◆ **Exercise brief**: Gather up every line from the entries below that uses the word "camelCaseToSnakeCase".

>>>>

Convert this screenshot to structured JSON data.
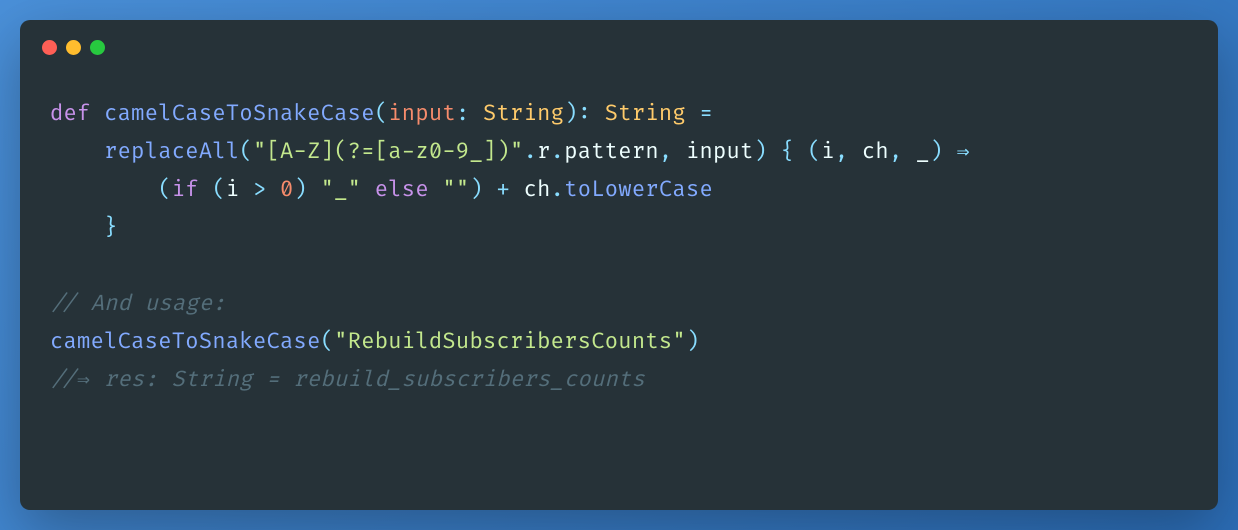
{
  "code": {
    "line1": {
      "t1": "def",
      "t2": " ",
      "t3": "camelCaseToSnakeCase",
      "t4": "(",
      "t5": "input",
      "t6": ":",
      "t7": " ",
      "t8": "String",
      "t9": ")",
      "t10": ":",
      "t11": " ",
      "t12": "String",
      "t13": " ",
      "t14": "="
    },
    "line2": {
      "indent": "    ",
      "t1": "replaceAll",
      "t2": "(",
      "t3": "\"[A-Z](?=[a-z0-9_])\"",
      "t4": ".",
      "t5": "r",
      "t6": ".",
      "t7": "pattern",
      "t8": ",",
      "t9": " ",
      "t10": "input",
      "t11": ")",
      "t12": " ",
      "t13": "{",
      "t14": " ",
      "t15": "(",
      "t16": "i",
      "t17": ",",
      "t18": " ",
      "t19": "ch",
      "t20": ",",
      "t21": " ",
      "t22": "_",
      "t23": ")",
      "t24": " ",
      "t25": "⇒",
      "t26": " "
    },
    "line3": {
      "indent": "        ",
      "t1": "(",
      "t2": "if",
      "t3": " ",
      "t4": "(",
      "t5": "i",
      "t6": " ",
      "t7": ">",
      "t8": " ",
      "t9": "0",
      "t10": ")",
      "t11": " ",
      "t12": "\"_\"",
      "t13": " ",
      "t14": "else",
      "t15": " ",
      "t16": "\"\"",
      "t17": ")",
      "t18": " ",
      "t19": "+",
      "t20": " ",
      "t21": "ch",
      "t22": ".",
      "t23": "toLowerCase"
    },
    "line4": {
      "indent": "    ",
      "t1": "}"
    },
    "line5": "",
    "line6": {
      "t1": "// And usage:"
    },
    "line7": {
      "t1": "camelCaseToSnakeCase",
      "t2": "(",
      "t3": "\"RebuildSubscribersCounts\"",
      "t4": ")"
    },
    "line8": {
      "t1": "//⇒ res: String = rebuild_subscribers_counts"
    }
  }
}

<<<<

◆ **Expected answer**:
      "t3": "camelCaseToSnakeCase",
      "t1": "camelCaseToSnakeCase",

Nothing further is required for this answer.